Neural Nets and Artificial Neurons:
Neural network limitations:
Which neural network
implementation do we use?
How do we implement a network of networks?
Neural networks can't presently encode relationships.
How do we fabricate a 500,000,000,000,000-synapse net?
The human brain and the human mind are enormously complex.
One of the questions that might be asked is: why not use neural nets to create artificial intelligence? My reasons for not embracing neural networks at this time is fourfold:
(1) It seems to me that we
are a long way from fabricating 100,000,000,000 neuron nets with
thousands of interconnections per neuronperhaps 500
trillion synapses. The interconnections would be a plumber's
nightmare. Also, the brain possesses the ability to grow new
dendrites and establish new synapses. Of course, artificial
neurons may be able to operate orders of magnitude faster than
A small New Mexico State University spin-off called Intelligent Reasoning Systems, Inc., in Austin Texas, has developed what the company claims is the closest analog to an artificial neuron yet devised. It uses a hybrid analog/discrete representation that is said to more readily tackle such time-dependent tasks as speech recognition or motion detection without the complications of digital encoding. (The sampling of speech at regular intervals fails to encode the natural rhythms of speech, which continually varies its cadence.) The use of hybrid temporal processing elements (HTPE's) that are driven asynchronously by their inputs and that encode information temporally has shown that speech segmentation occurs naturally at a certain stage in the chain of signal processing. The developers, Mark Deyong and Randall Findley, state that silicon-based circuitry is much more reliable than biological neurons, which have are error-prone and have a high failure rate. In natural circuitry, there is no guarantee that a given neuron will fire, and nature makes up for that with a high degree of redundancyunnecessary for silicon-based circuits. In addition the 1,000,000 to 1 speed advantage which silicon circuits enjoy over biological circuits can be used to further reduce the neuron count. The HTPE approach, because it more faithfully simulates the behavior of actual neurons, is said to be well suited to handling time varying, as well as spatially-varying patterns, in contrast to conventional neural networks which utilize static (though trainable) weighting functions. The behavior of, and programming for biological-neuron analogs (HTPE's) is fundamentally different, leading to networks which are very sparse compared to those of conventional neural networks. The HTPE approach requires 7 FET's (Field Effect Transistors) per neuron and 5 FET's per synapse.

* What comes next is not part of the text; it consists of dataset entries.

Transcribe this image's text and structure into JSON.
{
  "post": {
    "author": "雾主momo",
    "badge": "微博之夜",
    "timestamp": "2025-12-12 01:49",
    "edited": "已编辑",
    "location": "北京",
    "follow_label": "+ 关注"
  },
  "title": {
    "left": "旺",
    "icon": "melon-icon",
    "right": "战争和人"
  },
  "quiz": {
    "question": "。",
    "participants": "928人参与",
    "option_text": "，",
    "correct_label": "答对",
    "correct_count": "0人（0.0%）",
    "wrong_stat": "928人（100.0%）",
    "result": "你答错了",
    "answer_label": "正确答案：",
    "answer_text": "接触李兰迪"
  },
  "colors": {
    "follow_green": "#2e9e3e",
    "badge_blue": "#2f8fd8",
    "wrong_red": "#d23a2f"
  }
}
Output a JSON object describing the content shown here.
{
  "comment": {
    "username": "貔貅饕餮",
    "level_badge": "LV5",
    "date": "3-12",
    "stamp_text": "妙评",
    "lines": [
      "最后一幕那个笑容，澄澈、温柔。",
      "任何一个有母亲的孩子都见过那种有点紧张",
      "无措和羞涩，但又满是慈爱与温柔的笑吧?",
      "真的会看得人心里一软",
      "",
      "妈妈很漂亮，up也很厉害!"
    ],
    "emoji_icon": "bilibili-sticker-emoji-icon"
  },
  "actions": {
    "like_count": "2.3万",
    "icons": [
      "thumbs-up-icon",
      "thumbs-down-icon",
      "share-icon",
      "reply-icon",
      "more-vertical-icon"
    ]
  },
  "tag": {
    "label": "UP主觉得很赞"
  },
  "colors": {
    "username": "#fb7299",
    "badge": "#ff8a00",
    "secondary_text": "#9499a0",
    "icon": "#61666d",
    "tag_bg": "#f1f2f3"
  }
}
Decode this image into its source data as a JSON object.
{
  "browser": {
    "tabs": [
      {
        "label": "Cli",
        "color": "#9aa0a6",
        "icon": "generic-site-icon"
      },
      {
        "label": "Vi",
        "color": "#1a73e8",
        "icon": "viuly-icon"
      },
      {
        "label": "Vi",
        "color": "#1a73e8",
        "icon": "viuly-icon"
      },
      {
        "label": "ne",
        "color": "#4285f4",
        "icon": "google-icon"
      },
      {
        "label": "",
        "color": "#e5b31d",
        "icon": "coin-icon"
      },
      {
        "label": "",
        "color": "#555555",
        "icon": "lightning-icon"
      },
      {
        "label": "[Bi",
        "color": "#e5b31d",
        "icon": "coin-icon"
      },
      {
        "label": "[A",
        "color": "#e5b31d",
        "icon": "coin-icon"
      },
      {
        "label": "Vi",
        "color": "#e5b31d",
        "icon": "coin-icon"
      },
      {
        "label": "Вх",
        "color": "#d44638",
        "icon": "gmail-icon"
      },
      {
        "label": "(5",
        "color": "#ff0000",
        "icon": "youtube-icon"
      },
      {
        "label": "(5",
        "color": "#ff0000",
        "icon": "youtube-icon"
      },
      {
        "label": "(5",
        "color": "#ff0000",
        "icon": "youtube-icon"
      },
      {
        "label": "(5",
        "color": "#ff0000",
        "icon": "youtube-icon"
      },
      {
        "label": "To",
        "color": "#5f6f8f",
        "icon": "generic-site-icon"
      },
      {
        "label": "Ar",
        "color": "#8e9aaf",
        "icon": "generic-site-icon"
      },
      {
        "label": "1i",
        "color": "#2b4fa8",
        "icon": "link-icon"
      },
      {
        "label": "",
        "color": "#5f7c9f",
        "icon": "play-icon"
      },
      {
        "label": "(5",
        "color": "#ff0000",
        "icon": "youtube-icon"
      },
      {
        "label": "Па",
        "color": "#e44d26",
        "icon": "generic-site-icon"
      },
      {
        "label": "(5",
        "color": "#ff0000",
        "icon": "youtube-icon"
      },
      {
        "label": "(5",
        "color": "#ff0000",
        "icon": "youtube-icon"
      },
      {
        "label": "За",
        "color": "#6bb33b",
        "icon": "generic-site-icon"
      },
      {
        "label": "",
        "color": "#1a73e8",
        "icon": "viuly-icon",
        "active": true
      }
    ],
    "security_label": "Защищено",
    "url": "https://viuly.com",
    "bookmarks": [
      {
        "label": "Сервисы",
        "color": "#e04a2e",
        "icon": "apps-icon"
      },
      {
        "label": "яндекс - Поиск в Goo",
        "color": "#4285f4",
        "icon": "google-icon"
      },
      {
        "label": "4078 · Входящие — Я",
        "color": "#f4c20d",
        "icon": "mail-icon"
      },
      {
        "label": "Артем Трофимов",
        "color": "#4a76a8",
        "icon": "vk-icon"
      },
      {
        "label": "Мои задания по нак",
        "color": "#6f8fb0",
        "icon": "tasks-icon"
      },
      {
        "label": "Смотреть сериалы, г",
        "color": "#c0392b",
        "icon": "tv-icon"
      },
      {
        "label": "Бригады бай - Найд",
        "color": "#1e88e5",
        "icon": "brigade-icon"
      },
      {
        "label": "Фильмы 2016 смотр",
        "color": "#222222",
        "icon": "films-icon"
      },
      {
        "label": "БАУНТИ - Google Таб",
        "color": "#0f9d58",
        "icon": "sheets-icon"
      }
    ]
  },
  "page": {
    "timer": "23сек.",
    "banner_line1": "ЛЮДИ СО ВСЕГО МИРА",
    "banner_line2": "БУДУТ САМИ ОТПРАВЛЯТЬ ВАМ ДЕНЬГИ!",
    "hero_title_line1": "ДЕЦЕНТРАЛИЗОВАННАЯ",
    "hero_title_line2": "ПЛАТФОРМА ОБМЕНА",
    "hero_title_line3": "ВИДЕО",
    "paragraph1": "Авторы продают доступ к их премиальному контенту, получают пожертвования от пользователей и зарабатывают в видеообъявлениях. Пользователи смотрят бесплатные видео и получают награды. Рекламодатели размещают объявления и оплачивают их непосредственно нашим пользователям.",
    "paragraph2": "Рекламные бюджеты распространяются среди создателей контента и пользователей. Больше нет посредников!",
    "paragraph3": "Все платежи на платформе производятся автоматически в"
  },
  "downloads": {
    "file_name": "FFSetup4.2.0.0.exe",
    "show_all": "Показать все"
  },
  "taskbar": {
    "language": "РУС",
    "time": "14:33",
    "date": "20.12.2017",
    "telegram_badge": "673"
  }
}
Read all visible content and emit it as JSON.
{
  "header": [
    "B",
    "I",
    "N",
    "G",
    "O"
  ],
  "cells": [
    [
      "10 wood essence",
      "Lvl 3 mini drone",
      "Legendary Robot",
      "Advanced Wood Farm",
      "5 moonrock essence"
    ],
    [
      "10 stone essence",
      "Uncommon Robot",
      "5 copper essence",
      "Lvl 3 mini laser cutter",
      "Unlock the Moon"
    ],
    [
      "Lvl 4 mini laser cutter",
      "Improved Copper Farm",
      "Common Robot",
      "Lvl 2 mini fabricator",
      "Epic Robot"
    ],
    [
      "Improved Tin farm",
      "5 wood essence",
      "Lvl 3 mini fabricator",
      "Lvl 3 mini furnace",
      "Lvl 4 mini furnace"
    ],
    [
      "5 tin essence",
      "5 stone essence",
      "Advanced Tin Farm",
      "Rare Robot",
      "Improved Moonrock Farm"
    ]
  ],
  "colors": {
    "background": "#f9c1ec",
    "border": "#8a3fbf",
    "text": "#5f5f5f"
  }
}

The problem that I foresee in trying to build an analog of the human brain using HTPE's or any other collection of neural networks in the near future lies in the number of synaptic weighting factors that would have to be represented. Even if HTPE's can remove the redundancies of natural neural networks and the 1,000,000-to-1 speed advantage of silicon circuitry could lower the neuraon count to 10,000 or 100,000, the synaptic transistor count (of the order of 100 trillion?) would seem to be be far beyond present-day technology. Of course, in the future, given chip counts with trillions of transistor-like processing elements, such networks might be feasible. It is even possible that supercomputer-class systems containing 100 trillion transistors might be constructed in the year 2000-2005 time frame. (The planned Cray T3E would house up to 4 trillion transistors.) Such an investment might be well worth its cost as a proof-of-principle demonstrator.
(2) The brain apparently contains a multitude of very complex and highly specialized areas which we probably haven't yet fully mapped out, and don't understand. I'm thinking that the functions that I'm discovering probably need to be performed no matter how one goes about it. Experience with biological systems in general shows that they are exceedingly complicated, with multiple backup systems. My consideration of the functions of the mind suggests that it is also extremely complicated. Perhaps this attempt to identify mental functions might even shed light on the specialized areas of the brain. Then, too, it isn't necessary that we exactly emulate the human brain. There may be other ways to achieve similar goals using conventional computers. For one thing, our robot need not be concerned about survival in the wild, and evasion of predators. If we can achieve even a tiny fraction of what the brain can accomplish, we might still have produced a very commercially-useful product.
(3) I don't have access to cutting-edge neural network research facilities. On the other hand, PCs are ubiquitous and I'm thinking that it may make sense to see what we can do with them using conventional, von Neumann programming.
(4) It should be easy to
duplicate the (humongous) file that represents a robot's data
base, using conventional disk-stored files. This should make it
possible to clone the robot, and should also confer
near-immortality upon it. However, reading out and duplicating
the synaptic settings of a neural network might be more